*** Block opens ***

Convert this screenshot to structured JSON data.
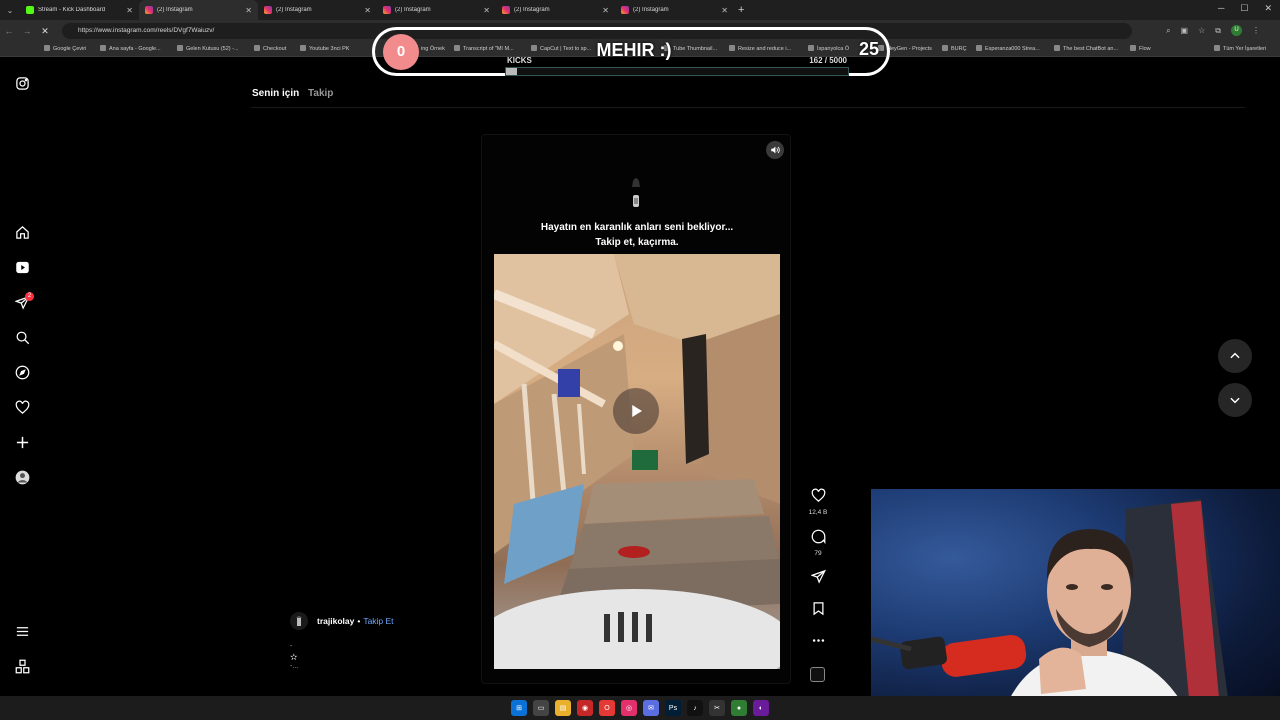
{
  "browser": {
    "tabs": [
      {
        "title": "Stream - Kick Dashboard",
        "favicon": "kick-icon",
        "active": false
      },
      {
        "title": "(2) Instagram",
        "favicon": "instagram-icon",
        "active": true
      },
      {
        "title": "(2) Instagram",
        "favicon": "instagram-icon",
        "active": false
      },
      {
        "title": "(2) Instagram",
        "favicon": "instagram-icon",
        "active": false
      },
      {
        "title": "(2) Instagram",
        "favicon": "instagram-icon",
        "active": false
      },
      {
        "title": "(2) Instagram",
        "favicon": "instagram-icon",
        "active": false
      }
    ],
    "url": "https://www.instagram.com/reels/DVgf7Waiuzv/",
    "profile_initial": "U",
    "bookmarks": [
      "Google Çeviri",
      "Ana sayfa - Google...",
      "Gelen Kutusu (52) -...",
      "Checkout",
      "Youtube 3nci PK",
      "ing Örnek",
      "Transcript of \"MI M...",
      "CapCut | Text to sp...",
      "Tube Thumbnail...",
      "Resize and reduce i...",
      "İspanyolca Ö",
      "HeyGen - Projects",
      "BURÇ",
      "Esperanza000 Strea...",
      "The best ChatBot an...",
      "Flow",
      "Tüm Yer İşaretleri"
    ]
  },
  "overlay": {
    "left_score": "0",
    "name": "MEHIR :)",
    "right_score": "25",
    "kicks_label": "KICKS",
    "kicks_count": "162 / 5000",
    "kicks_progress": 0.0324
  },
  "instagram": {
    "feed_tabs": {
      "for_you": "Senin için",
      "following": "Takip"
    },
    "notification_count": "2",
    "reel": {
      "caption_line1": "Hayatın en karanlık anları seni bekliyor...",
      "caption_line2": "Takip et, kaçırma.",
      "likes": "12,4 B",
      "comments": "79",
      "author": "trajikolay",
      "separator": "•",
      "follow_label": "Takip Et",
      "desc_line1": "-",
      "desc_line2": "-..."
    }
  },
  "colors": {
    "accent_red": "#ff3040",
    "follow_blue": "#6ea8ff",
    "score_circle": "#f28c8c",
    "kick_green": "#53fc18"
  }
}
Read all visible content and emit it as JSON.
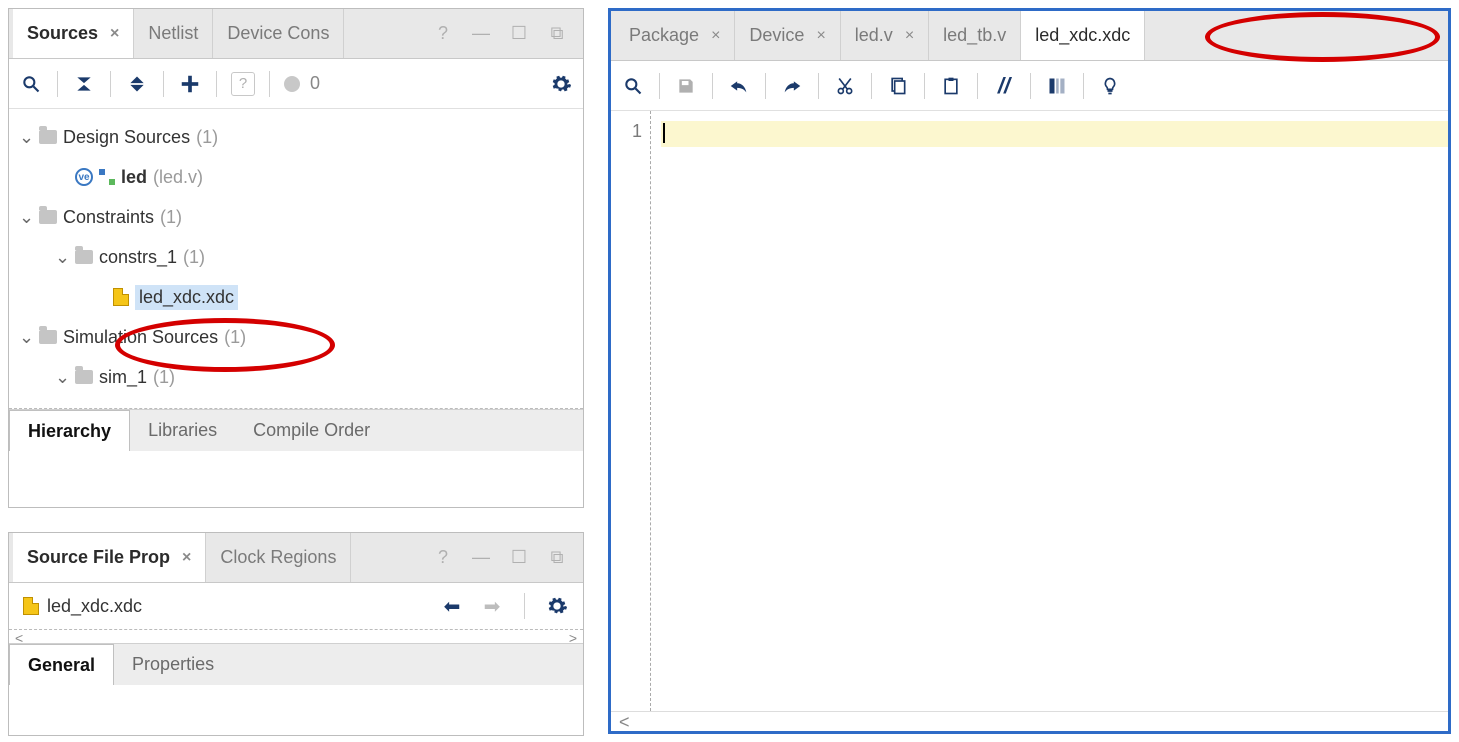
{
  "sources": {
    "tabs": {
      "sources": "Sources",
      "netlist": "Netlist",
      "device": "Device Cons"
    },
    "messages_count": "0",
    "tree": {
      "design": {
        "label": "Design Sources",
        "count": "(1)"
      },
      "led": {
        "name": "led",
        "file": "(led.v)"
      },
      "constraints": {
        "label": "Constraints",
        "count": "(1)"
      },
      "constrs1": {
        "label": "constrs_1",
        "count": "(1)"
      },
      "xdc": {
        "label": "led_xdc.xdc"
      },
      "sim": {
        "label": "Simulation Sources",
        "count": "(1)"
      },
      "sim1": {
        "label": "sim_1",
        "count": "(1)"
      }
    },
    "bottom": {
      "hierarchy": "Hierarchy",
      "libraries": "Libraries",
      "compile": "Compile Order"
    }
  },
  "props": {
    "tabs": {
      "main": "Source File Prop",
      "clock": "Clock Regions"
    },
    "file": "led_xdc.xdc",
    "bottom": {
      "general": "General",
      "properties": "Properties"
    }
  },
  "editor": {
    "tabs": {
      "package": "Package",
      "device": "Device",
      "ledv": "led.v",
      "ledtb": "led_tb.v",
      "xdc": "led_xdc.xdc"
    },
    "line1": "1"
  }
}
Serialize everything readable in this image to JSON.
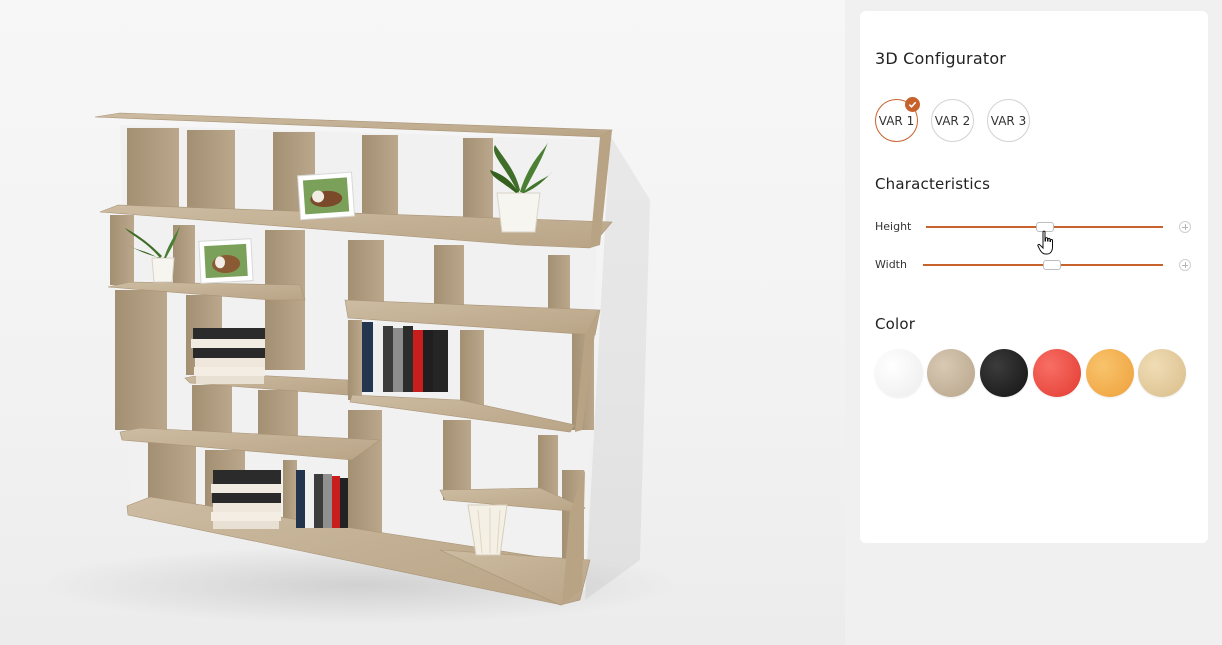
{
  "configurator": {
    "title": "3D Configurator",
    "variants": [
      {
        "label": "VAR 1",
        "selected": true
      },
      {
        "label": "VAR 2",
        "selected": false
      },
      {
        "label": "VAR 3",
        "selected": false
      }
    ],
    "characteristics_title": "Characteristics",
    "sliders": [
      {
        "label": "Height",
        "level": 0.47
      },
      {
        "label": "Width",
        "level": 0.54
      }
    ],
    "color_title": "Color",
    "colors": [
      {
        "name": "white",
        "hex": "#f4f4f4"
      },
      {
        "name": "beige",
        "hex": "#c9b8a0"
      },
      {
        "name": "black",
        "hex": "#1e1e1e"
      },
      {
        "name": "red",
        "hex": "#ee4a40"
      },
      {
        "name": "orange",
        "hex": "#f3aa48"
      },
      {
        "name": "light-wood",
        "hex": "#e6cd9f"
      }
    ],
    "accent_color": "#c8622c"
  },
  "scene": {
    "object": "bookshelf",
    "material_color": "#c7b49a"
  }
}
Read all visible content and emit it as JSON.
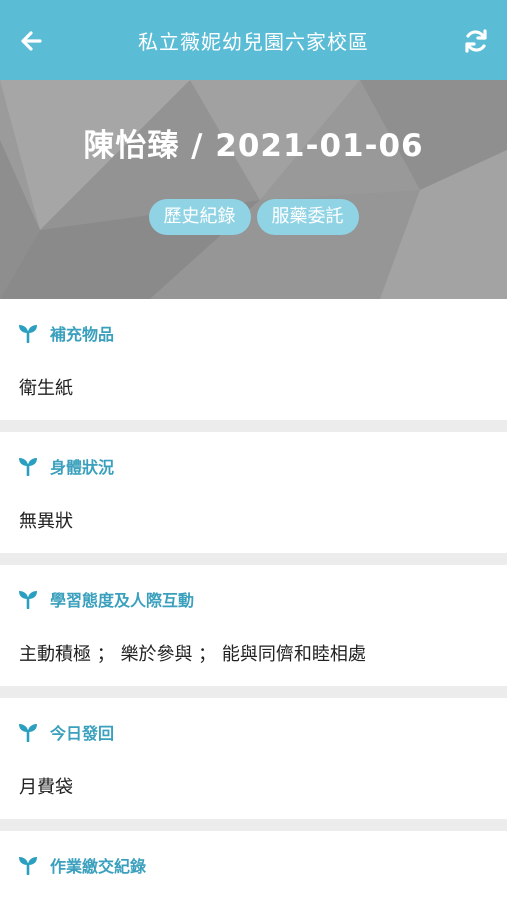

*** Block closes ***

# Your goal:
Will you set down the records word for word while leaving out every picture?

# Written answer:
Convert this screenshot to structured JSON data.
{
  "browser": {
    "tabs": [
      {
        "title": "Stream - Kick Dashboard",
        "favicon": "kick-icon",
        "active": false
      },
      {
        "title": "(2) Instagram",
        "favicon": "instagram-icon",
        "active": true
      },
      {
        "title": "(2) Instagram",
        "favicon": "instagram-icon",
        "active": false
      },
      {
        "title": "(2) Instagram",
        "favicon": "instagram-icon",
        "active": false
      },
      {
        "title": "(2) Instagram",
        "favicon": "instagram-icon",
        "active": false
      },
      {
        "title": "(2) Instagram",
        "favicon": "instagram-icon",
        "active": false
      }
    ],
    "url": "https://www.instagram.com/reels/DVgf7Waiuzv/",
    "profile_initial": "U",
    "bookmarks": [
      "Google Çeviri",
      "Ana sayfa - Google...",
      "Gelen Kutusu (52) -...",
      "Checkout",
      "Youtube 3nci PK",
      "ing Örnek",
      "Transcript of \"MI M...",
      "CapCut | Text to sp...",
      "Tube Thumbnail...",
      "Resize and reduce i...",
      "İspanyolca Ö",
      "HeyGen - Projects",
      "BURÇ",
      "Esperanza000 Strea...",
      "The best ChatBot an...",
      "Flow",
      "Tüm Yer İşaretleri"
    ]
  },
  "overlay": {
    "left_score": "0",
    "name": "MEHIR :)",
    "right_score": "25",
    "kicks_label": "KICKS",
    "kicks_count": "162 / 5000",
    "kicks_progress": 0.0324
  },
  "instagram": {
    "feed_tabs": {
      "for_you": "Senin için",
      "following": "Takip"
    },
    "notification_count": "2",
    "reel": {
      "caption_line1": "Hayatın en karanlık anları seni bekliyor...",
      "caption_line2": "Takip et, kaçırma.",
      "likes": "12,4 B",
      "comments": "79",
      "author": "trajikolay",
      "separator": "•",
      "follow_label": "Takip Et",
      "desc_line1": "-",
      "desc_line2": "-..."
    }
  },
  "colors": {
    "accent_red": "#ff3040",
    "follow_blue": "#6ea8ff",
    "score_circle": "#f28c8c",
    "kick_green": "#53fc18"
  }
}
Read all visible content and emit it as JSON.
{
  "sources": {
    "tabs": {
      "sources": "Sources",
      "netlist": "Netlist",
      "device": "Device Cons"
    },
    "messages_count": "0",
    "tree": {
      "design": {
        "label": "Design Sources",
        "count": "(1)"
      },
      "led": {
        "name": "led",
        "file": "(led.v)"
      },
      "constraints": {
        "label": "Constraints",
        "count": "(1)"
      },
      "constrs1": {
        "label": "constrs_1",
        "count": "(1)"
      },
      "xdc": {
        "label": "led_xdc.xdc"
      },
      "sim": {
        "label": "Simulation Sources",
        "count": "(1)"
      },
      "sim1": {
        "label": "sim_1",
        "count": "(1)"
      }
    },
    "bottom": {
      "hierarchy": "Hierarchy",
      "libraries": "Libraries",
      "compile": "Compile Order"
    }
  },
  "props": {
    "tabs": {
      "main": "Source File Prop",
      "clock": "Clock Regions"
    },
    "file": "led_xdc.xdc",
    "bottom": {
      "general": "General",
      "properties": "Properties"
    }
  },
  "editor": {
    "tabs": {
      "package": "Package",
      "device": "Device",
      "ledv": "led.v",
      "ledtb": "led_tb.v",
      "xdc": "led_xdc.xdc"
    },
    "line1": "1"
  }
}
Serialize everything readable in this image to JSON.
{
  "configurator": {
    "title": "3D Configurator",
    "variants": [
      {
        "label": "VAR 1",
        "selected": true
      },
      {
        "label": "VAR 2",
        "selected": false
      },
      {
        "label": "VAR 3",
        "selected": false
      }
    ],
    "characteristics_title": "Characteristics",
    "sliders": [
      {
        "label": "Height",
        "level": 0.47
      },
      {
        "label": "Width",
        "level": 0.54
      }
    ],
    "color_title": "Color",
    "colors": [
      {
        "name": "white",
        "hex": "#f4f4f4"
      },
      {
        "name": "beige",
        "hex": "#c9b8a0"
      },
      {
        "name": "black",
        "hex": "#1e1e1e"
      },
      {
        "name": "red",
        "hex": "#ee4a40"
      },
      {
        "name": "orange",
        "hex": "#f3aa48"
      },
      {
        "name": "light-wood",
        "hex": "#e6cd9f"
      }
    ],
    "accent_color": "#c8622c"
  },
  "scene": {
    "object": "bookshelf",
    "material_color": "#c7b49a"
  }
}
Read all visible content and emit it as JSON.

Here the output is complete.